## WORK ITEM
Every record needs to come back as written, except for the pictures.

----

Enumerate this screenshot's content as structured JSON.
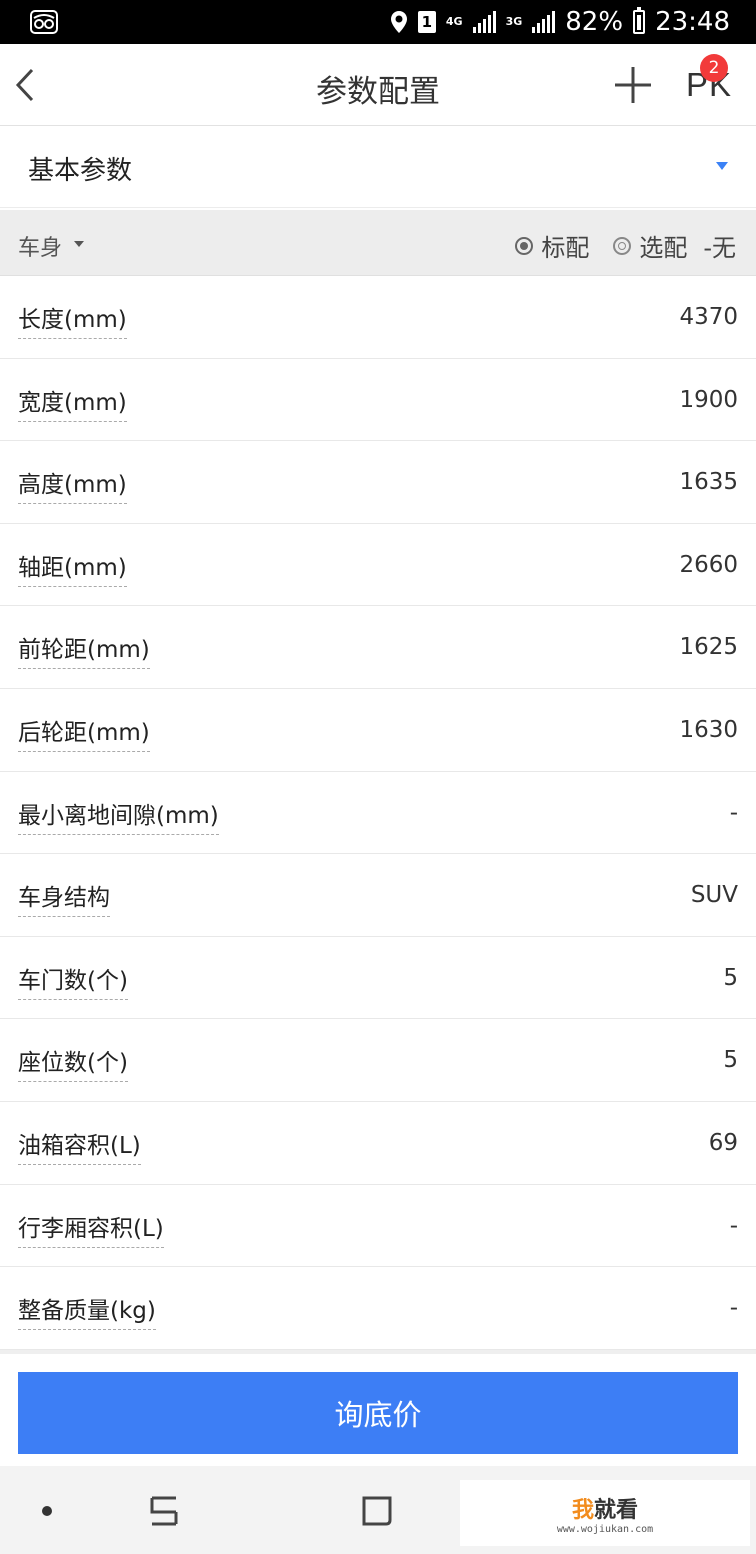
{
  "status_bar": {
    "network_4g": "4G",
    "network_3g": "3G",
    "sim_slot": "1",
    "battery": "82%",
    "time": "23:48"
  },
  "header": {
    "title": "参数配置",
    "pk_label": "PK",
    "pk_badge": "2"
  },
  "category": {
    "selected": "基本参数"
  },
  "section": {
    "title": "车身",
    "legend_standard": "标配",
    "legend_optional": "选配",
    "legend_none": "-无"
  },
  "specs": [
    {
      "label": "长度(mm)",
      "value": "4370"
    },
    {
      "label": "宽度(mm)",
      "value": "1900"
    },
    {
      "label": "高度(mm)",
      "value": "1635"
    },
    {
      "label": "轴距(mm)",
      "value": "2660"
    },
    {
      "label": "前轮距(mm)",
      "value": "1625"
    },
    {
      "label": "后轮距(mm)",
      "value": "1630"
    },
    {
      "label": "最小离地间隙(mm)",
      "value": "-"
    },
    {
      "label": "车身结构",
      "value": "SUV"
    },
    {
      "label": "车门数(个)",
      "value": "5"
    },
    {
      "label": "座位数(个)",
      "value": "5"
    },
    {
      "label": "油箱容积(L)",
      "value": "69"
    },
    {
      "label": "行李厢容积(L)",
      "value": "-"
    },
    {
      "label": "整备质量(kg)",
      "value": "-"
    }
  ],
  "bottom": {
    "inquire_label": "询底价"
  },
  "watermark": {
    "brand_prefix": "我",
    "brand_rest": "就看",
    "url": "www.wojiukan.com"
  },
  "colors": {
    "accent": "#3d7ef5",
    "badge": "#f23a3a"
  }
}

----

## TASK OUTPUT
Enumerate this screenshot's content as structured JSON.
{
  "status_bar": {
    "network_4g": "4G",
    "network_3g": "3G",
    "sim_slot": "1",
    "battery": "82%",
    "time": "23:48"
  },
  "header": {
    "title": "参数配置",
    "pk_label": "PK",
    "pk_badge": "2"
  },
  "category": {
    "selected": "基本参数"
  },
  "section": {
    "title": "车身",
    "legend_standard": "标配",
    "legend_optional": "选配",
    "legend_none": "-无"
  },
  "specs": [
    {
      "label": "长度(mm)",
      "value": "4370"
    },
    {
      "label": "宽度(mm)",
      "value": "1900"
    },
    {
      "label": "高度(mm)",
      "value": "1635"
    },
    {
      "label": "轴距(mm)",
      "value": "2660"
    },
    {
      "label": "前轮距(mm)",
      "value": "1625"
    },
    {
      "label": "后轮距(mm)",
      "value": "1630"
    },
    {
      "label": "最小离地间隙(mm)",
      "value": "-"
    },
    {
      "label": "车身结构",
      "value": "SUV"
    },
    {
      "label": "车门数(个)",
      "value": "5"
    },
    {
      "label": "座位数(个)",
      "value": "5"
    },
    {
      "label": "油箱容积(L)",
      "value": "69"
    },
    {
      "label": "行李厢容积(L)",
      "value": "-"
    },
    {
      "label": "整备质量(kg)",
      "value": "-"
    }
  ],
  "bottom": {
    "inquire_label": "询底价"
  },
  "watermark": {
    "brand_prefix": "我",
    "brand_rest": "就看",
    "url": "www.wojiukan.com"
  },
  "colors": {
    "accent": "#3d7ef5",
    "badge": "#f23a3a"
  }
}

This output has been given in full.